I followed the daily developments — the outrageously entertaining histrionics of the defendant and his entourage, and the damning X-rated audio tapes — but I also framed the trial as a “teaching moment” that gave watchdogs like the BGA an opportunity to assess the former governor’s misconduct in the context of Illinois’ sad history of corruption, and desperate need of reform.
What laws could be strengthened or enacted to limit conflicts of interest, contract abuse, official misconduct and pay-to-play transactions; and to increase transparency and accountability?
In other words: A blueprint for an ethical post-Blago Illinois.
Well, here we are, a few years and a long prison sentence later and, yes, state lawmakers have taken a few reform steps, but there’s a long way to go.
The concept of a “teaching moment” comes to mind again, writ large, in the wake of angry demonstrations and intense national soul-searching following the deaths of unarmed African-Americans at the hands of white police officers in Ferguson, Missouri; Staten Island, New York; Cleveland, Ohio; and Phoenix, Arizona, without any of the cops facing criminal charges.
Protests are continuing, along with an examination of police protocols in threatening situations: When should cops use batons, stun guns and other non-lethal weapons to control suspects and protect themselves, and when is a potential kill shot appropriate?

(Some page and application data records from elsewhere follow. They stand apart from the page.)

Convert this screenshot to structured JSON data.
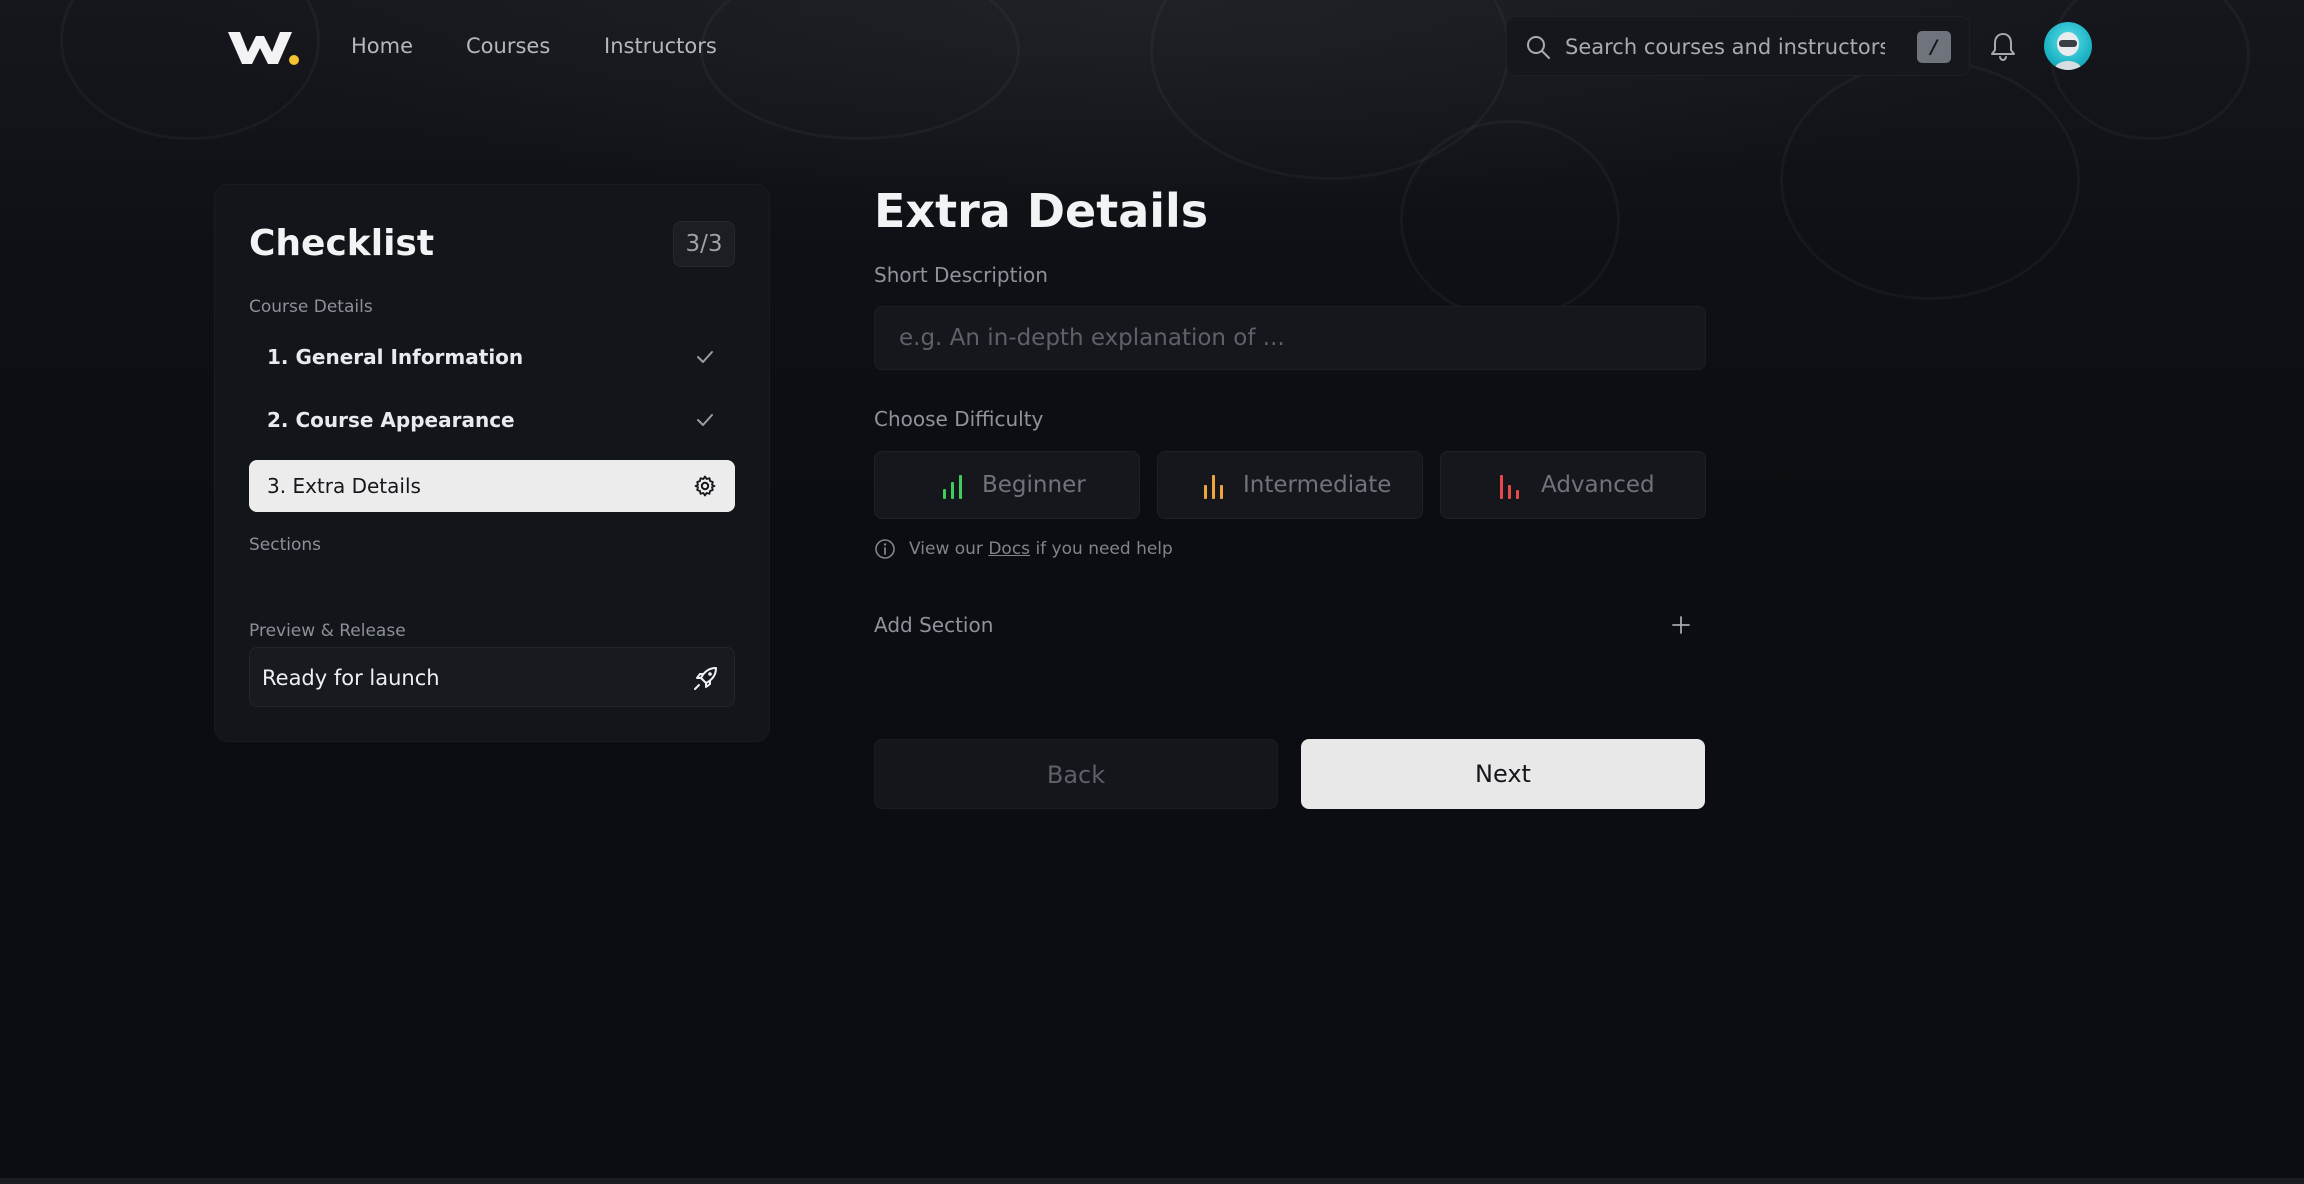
{
  "header": {
    "nav": [
      {
        "label": "Home"
      },
      {
        "label": "Courses"
      },
      {
        "label": "Instructors"
      }
    ],
    "search": {
      "placeholder": "Search courses and instructors",
      "shortcut": "/"
    }
  },
  "checklist": {
    "title": "Checklist",
    "progress": "3/3",
    "course_details_label": "Course Details",
    "steps": [
      {
        "label": "1. General Information",
        "status": "done",
        "icon": "check-icon"
      },
      {
        "label": "2. Course Appearance",
        "status": "done",
        "icon": "check-icon"
      },
      {
        "label": "3. Extra Details",
        "status": "active",
        "icon": "gear-icon"
      }
    ],
    "sections_label": "Sections",
    "preview_label": "Preview & Release",
    "launch": {
      "label": "Ready for launch",
      "icon": "rocket-icon"
    }
  },
  "form": {
    "title": "Extra Details",
    "short_description": {
      "label": "Short Description",
      "placeholder": "e.g. An in-depth explanation of ...",
      "value": ""
    },
    "difficulty": {
      "label": "Choose Difficulty",
      "options": [
        {
          "label": "Beginner",
          "color": "#3ecf5a"
        },
        {
          "label": "Intermediate",
          "color": "#f0a53a"
        },
        {
          "label": "Advanced",
          "color": "#e8484a"
        }
      ]
    },
    "help": {
      "prefix": "View our",
      "link": "Docs",
      "suffix": "if you need help"
    },
    "add_section": "Add Section",
    "back_label": "Back",
    "next_label": "Next"
  }
}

Should there be video recorders in all police cars, and body cameras on every officer, to document confrontations?